The Woodshop now consists of just me, as Gabe, my son and partner for the past 15 years, has decided to make a career change. Here I am at "retirement" age after some 35 years of hard work, having built countless sets of cabinets, dozens of doors, tables, chairs, bookcases, beds etc, wondering what to do next. I can't all together quit the work since I finally have an ideal shop and the skills to make the best use of it. But definitely no more sets of cabinets.
It all started when, after six years of studies in Fine Arts which included a BFA from Rhode Island School of Design, I realized that the part of design I concentrated on, namely illustration, painting and printmaking, was not for me. But I did have an urge to build useful things, as well as an affinity for wood. After all, some of my more successful projects in art school had been woodcuts.

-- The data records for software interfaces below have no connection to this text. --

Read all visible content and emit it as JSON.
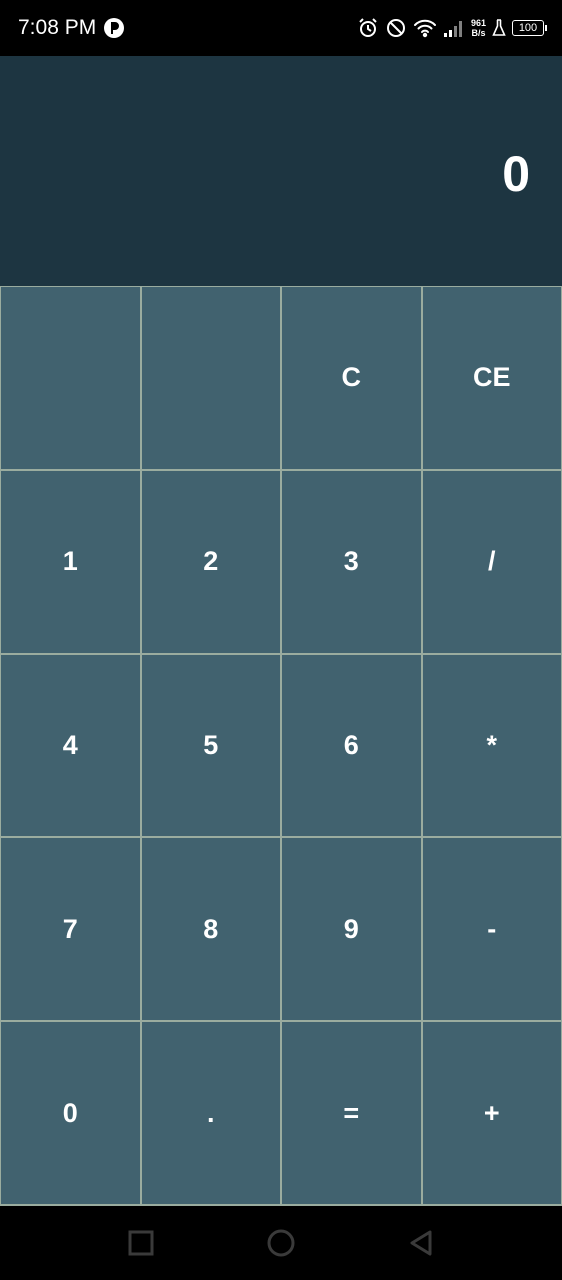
{
  "status_bar": {
    "time": "7:08 PM",
    "net_speed_value": "961",
    "net_speed_unit": "B/s",
    "battery": "100",
    "icons": [
      "app-icon",
      "alarm-icon",
      "dnd-icon",
      "wifi-icon",
      "signal-icon",
      "flask-icon",
      "battery-icon"
    ]
  },
  "display": {
    "value": "0"
  },
  "keypad": {
    "rows": [
      [
        "",
        "",
        "C",
        "CE"
      ],
      [
        "1",
        "2",
        "3",
        "/"
      ],
      [
        "4",
        "5",
        "6",
        "*"
      ],
      [
        "7",
        "8",
        "9",
        "-"
      ],
      [
        "0",
        ".",
        "=",
        "+"
      ]
    ]
  },
  "nav_bar": {
    "icons": [
      "recents-icon",
      "home-icon",
      "back-icon"
    ]
  },
  "colors": {
    "display_bg": "#1d3541",
    "key_bg": "#41626f",
    "grid_lines": "#9aac9f",
    "text": "#ffffff"
  }
}
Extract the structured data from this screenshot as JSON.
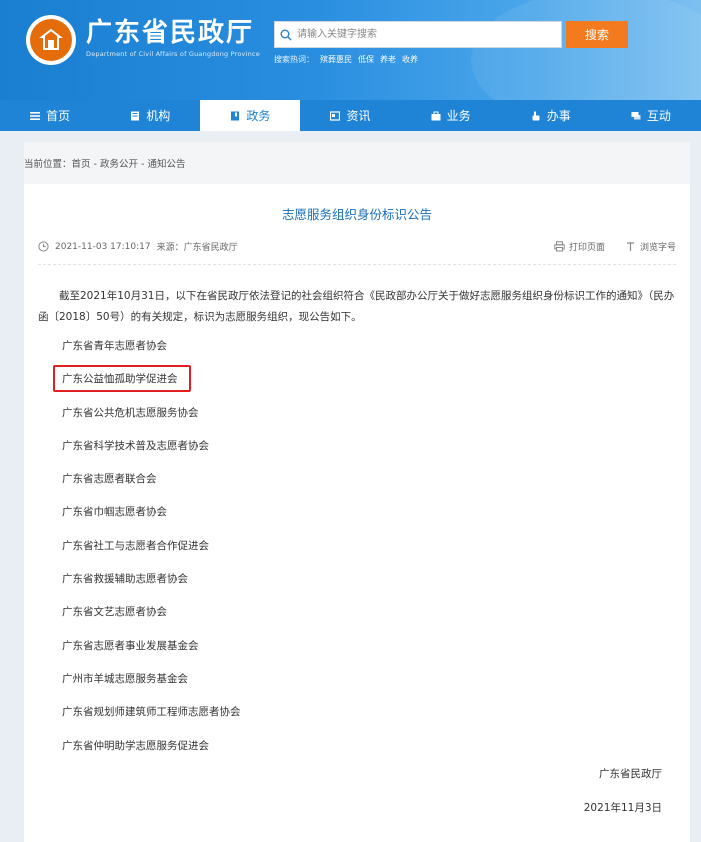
{
  "header": {
    "title": "广东省民政厅",
    "subtitle": "Department of Civil Affairs of Guangdong Province",
    "search_placeholder": "请输入关键字搜索",
    "search_button": "搜索",
    "hot_label": "搜索热词：",
    "hot_words": [
      "殡葬惠民",
      "低保",
      "养老",
      "收养"
    ]
  },
  "nav": {
    "items": [
      {
        "label": "首页",
        "icon": "list-icon"
      },
      {
        "label": "机构",
        "icon": "building-icon"
      },
      {
        "label": "政务",
        "icon": "book-icon"
      },
      {
        "label": "资讯",
        "icon": "news-icon"
      },
      {
        "label": "业务",
        "icon": "briefcase-icon"
      },
      {
        "label": "办事",
        "icon": "hand-icon"
      },
      {
        "label": "互动",
        "icon": "chat-icon"
      }
    ],
    "active_index": 2
  },
  "breadcrumb": {
    "prefix": "当前位置：",
    "path": "首页 - 政务公开 - 通知公告"
  },
  "article": {
    "title": "志愿服务组织身份标识公告",
    "datetime": "2021-11-03 17:10:17",
    "source": "来源：广东省民政厅",
    "print": "打印页面",
    "font_size": "浏览字号",
    "intro": "截至2021年10月31日，以下在省民政厅依法登记的社会组织符合《民政部办公厅关于做好志愿服务组织身份标识工作的通知》（民办函〔2018〕50号）的有关规定，标识为志愿服务组织，现公告如下。",
    "organizations": [
      "广东省青年志愿者协会",
      "广东公益恤孤助学促进会",
      "广东省公共危机志愿服务协会",
      "广东省科学技术普及志愿者协会",
      "广东省志愿者联合会",
      "广东省巾帼志愿者协会",
      "广东省社工与志愿者合作促进会",
      "广东省救援辅助志愿者协会",
      "广东省文艺志愿者协会",
      "广东省志愿者事业发展基金会",
      "广州市羊城志愿服务基金会",
      "广东省规划师建筑师工程师志愿者协会",
      "广东省仲明助学志愿服务促进会"
    ],
    "highlighted_index": 1,
    "signature": "广东省民政厅",
    "sign_date": "2021年11月3日"
  },
  "colors": {
    "header_blue": "#1a7fd0",
    "nav_blue": "#1f84d6",
    "search_orange": "#f47a1f",
    "title_blue": "#1a6fb8",
    "highlight_red": "#e02020"
  }
}
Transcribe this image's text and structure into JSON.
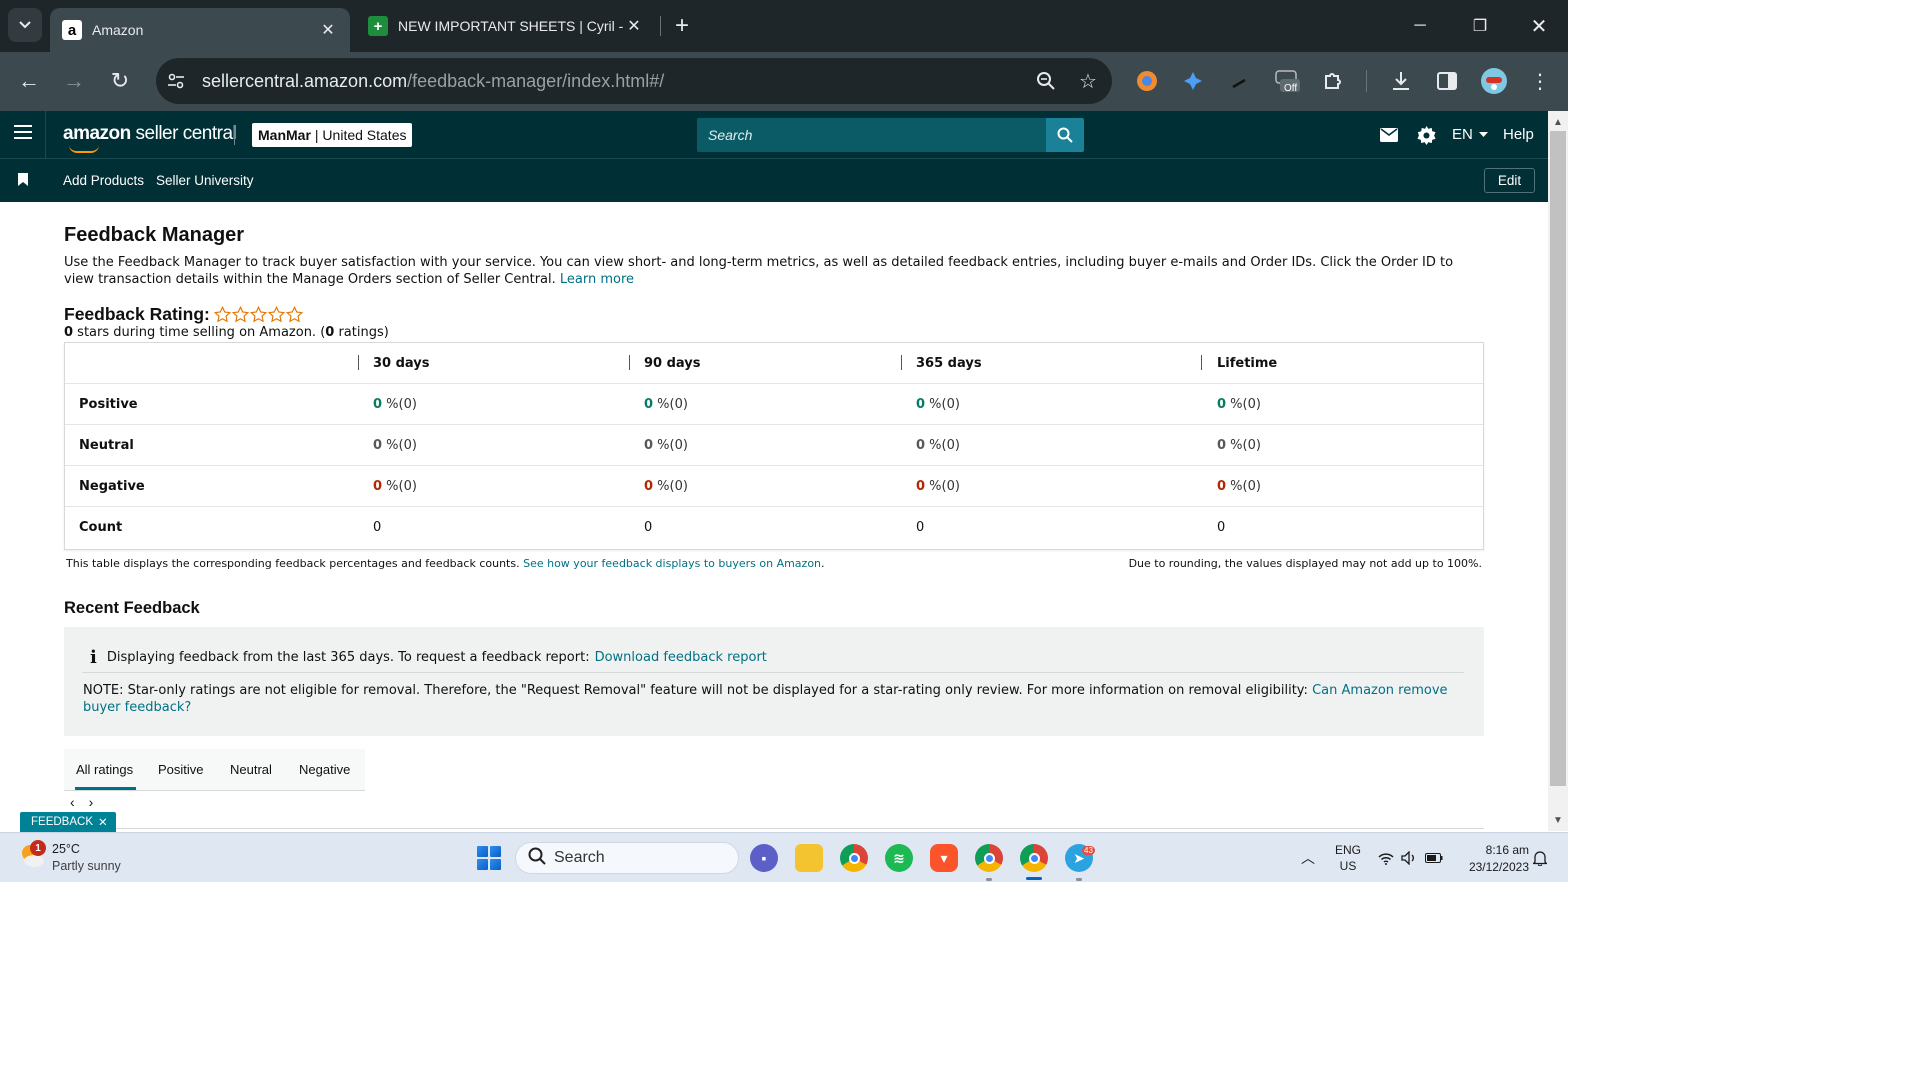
{
  "browser": {
    "tabs": [
      {
        "title": "Amazon",
        "favicon": "a"
      },
      {
        "title": "NEW IMPORTANT SHEETS | Cyril -",
        "favicon": "+"
      }
    ],
    "url_host": "sellercentral.amazon.com",
    "url_path": "/feedback-manager/index.html#/",
    "extension_badge": "Off"
  },
  "header": {
    "logo_brand": "amazon",
    "logo_product": " seller central",
    "account_name": "ManMar",
    "account_region": "| United States",
    "search_placeholder": "Search",
    "language": "EN",
    "help": "Help"
  },
  "subnav": {
    "links": [
      "Add Products",
      "Seller University"
    ],
    "edit": "Edit"
  },
  "page": {
    "title": "Feedback Manager",
    "intro": "Use the Feedback Manager to track buyer satisfaction with your service. You can view short- and long-term metrics, as well as detailed feedback entries, including buyer e-mails and Order IDs. Click the Order ID to view transaction details within the Manage Orders section of Seller Central.",
    "learn_more": "Learn more",
    "rating_title": "Feedback Rating:",
    "rating_stars_filled": 0,
    "rating_stars_total": 5,
    "summary_stars": "0",
    "summary_mid": " stars during time selling on Amazon. (",
    "summary_count": "0",
    "summary_end": " ratings)"
  },
  "metrics": {
    "columns": [
      "30 days",
      "90 days",
      "365 days",
      "Lifetime"
    ],
    "rows": [
      {
        "label": "Positive",
        "values": [
          "0",
          "0",
          "0",
          "0"
        ],
        "suffix": " %(0)"
      },
      {
        "label": "Neutral",
        "values": [
          "0",
          "0",
          "0",
          "0"
        ],
        "suffix": " %(0)"
      },
      {
        "label": "Negative",
        "values": [
          "0",
          "0",
          "0",
          "0"
        ],
        "suffix": " %(0)"
      },
      {
        "label": "Count",
        "values": [
          "0",
          "0",
          "0",
          "0"
        ],
        "suffix": ""
      }
    ],
    "note": "This table displays the corresponding feedback percentages and feedback counts.",
    "note_link": "See how your feedback displays to buyers on Amazon",
    "note_right": "Due to rounding, the values displayed may not add up to 100%."
  },
  "recent": {
    "title": "Recent Feedback",
    "info_text": "Displaying feedback from the last 365 days. To request a feedback report:",
    "info_link": "Download feedback report",
    "note_text": "NOTE: Star-only ratings are not eligible for removal. Therefore, the \"Request Removal\" feature will not be displayed for a star-rating only review. For more information on removal eligibility:",
    "note_link": "Can Amazon remove buyer feedback?",
    "tabs": [
      "All ratings",
      "Positive",
      "Neutral",
      "Negative"
    ],
    "active_tab": "All ratings",
    "prev": "‹",
    "next": "›"
  },
  "feedback_tag": "FEEDBACK",
  "taskbar": {
    "weather_temp": "25°C",
    "weather_desc": "Partly sunny",
    "weather_badge": "1",
    "search": "Search",
    "telegram_badge": "43",
    "lang_top": "ENG",
    "lang_bottom": "US",
    "time": "8:16 am",
    "date": "23/12/2023"
  },
  "colors": {
    "header_bg": "#002f36",
    "link": "#007185",
    "positive": "#067d62",
    "negative": "#b12704",
    "star": "#e77600"
  }
}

Or did it start earlier, growing up in postwar northeastern France where work was revered and the imagination was directed toward making do with what was available. When at 14 years old I came to the United States with my family, I had already studied most of the math and science that I was going to encounter in high school.

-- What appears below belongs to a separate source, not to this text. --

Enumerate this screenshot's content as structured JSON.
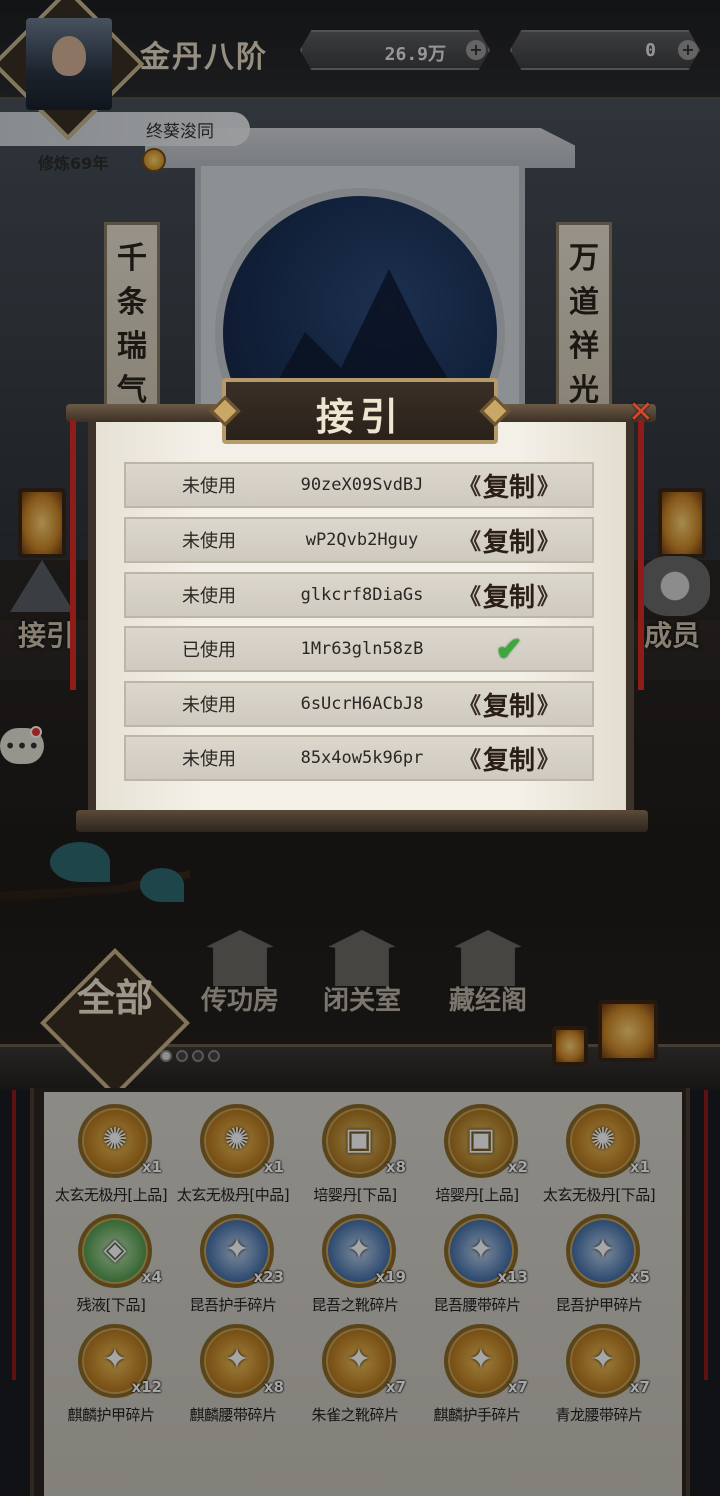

I may have been a good student whose future was going to be engineering but I spent most of those early, long, lonely summers puttering with paints, reading novels and building wood things since my father, a mechanic, also had basic woodworking tools.

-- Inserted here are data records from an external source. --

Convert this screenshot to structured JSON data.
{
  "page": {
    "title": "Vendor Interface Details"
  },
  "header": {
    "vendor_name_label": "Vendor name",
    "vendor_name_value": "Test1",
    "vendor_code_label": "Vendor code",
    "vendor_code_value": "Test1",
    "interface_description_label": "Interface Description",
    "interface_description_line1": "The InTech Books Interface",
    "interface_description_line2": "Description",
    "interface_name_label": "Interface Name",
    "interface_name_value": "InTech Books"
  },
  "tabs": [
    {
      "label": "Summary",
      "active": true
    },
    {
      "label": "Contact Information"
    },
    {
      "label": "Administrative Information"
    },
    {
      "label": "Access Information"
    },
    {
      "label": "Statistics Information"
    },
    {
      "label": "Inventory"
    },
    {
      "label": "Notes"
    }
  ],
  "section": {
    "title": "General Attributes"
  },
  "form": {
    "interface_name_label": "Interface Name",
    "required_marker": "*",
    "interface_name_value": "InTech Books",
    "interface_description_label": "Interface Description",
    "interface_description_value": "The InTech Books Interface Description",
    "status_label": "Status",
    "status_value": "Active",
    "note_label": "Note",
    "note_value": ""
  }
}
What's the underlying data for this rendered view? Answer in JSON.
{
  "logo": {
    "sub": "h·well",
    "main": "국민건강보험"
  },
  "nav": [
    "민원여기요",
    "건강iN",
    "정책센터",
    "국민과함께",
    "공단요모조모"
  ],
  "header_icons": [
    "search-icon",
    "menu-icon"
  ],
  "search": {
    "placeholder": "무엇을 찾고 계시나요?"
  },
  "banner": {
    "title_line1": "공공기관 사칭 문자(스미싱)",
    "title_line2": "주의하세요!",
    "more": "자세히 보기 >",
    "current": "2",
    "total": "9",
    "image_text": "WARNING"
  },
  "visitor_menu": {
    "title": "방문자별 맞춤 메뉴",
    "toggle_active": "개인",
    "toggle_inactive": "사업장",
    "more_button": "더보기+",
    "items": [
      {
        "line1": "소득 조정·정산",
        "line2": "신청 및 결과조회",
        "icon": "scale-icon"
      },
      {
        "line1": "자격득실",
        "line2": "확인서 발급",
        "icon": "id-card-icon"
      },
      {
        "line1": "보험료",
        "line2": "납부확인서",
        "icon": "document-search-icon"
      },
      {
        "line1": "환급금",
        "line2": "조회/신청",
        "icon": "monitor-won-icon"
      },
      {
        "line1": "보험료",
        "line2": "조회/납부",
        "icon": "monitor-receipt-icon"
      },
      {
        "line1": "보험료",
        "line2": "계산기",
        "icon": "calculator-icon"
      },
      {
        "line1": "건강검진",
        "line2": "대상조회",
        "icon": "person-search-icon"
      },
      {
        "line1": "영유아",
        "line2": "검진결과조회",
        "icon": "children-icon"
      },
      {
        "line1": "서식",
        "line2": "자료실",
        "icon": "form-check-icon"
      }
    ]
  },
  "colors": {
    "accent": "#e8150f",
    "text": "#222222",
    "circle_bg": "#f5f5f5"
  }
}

So in 1971 when I found myself in Los Lunas, New Mexico, a new father, living rent free (for the cleaning) in a house where the previous owner had stacked piles of lumber, and with friends who needed furniture, I bought my first table saw (which still serves me well) and started the business.
Right now, Spring 2008, I need to take a breather, finish my house, etc. and will not be taking on any more work for a year or so. The following pages are a partial record of my work. I plan to add more photos that span those very active decades since 1971. Should something among these photographs really interest you and if you are patient, contact me after I've had a bit of a break. I expect I will be ready to tackle more work at that time.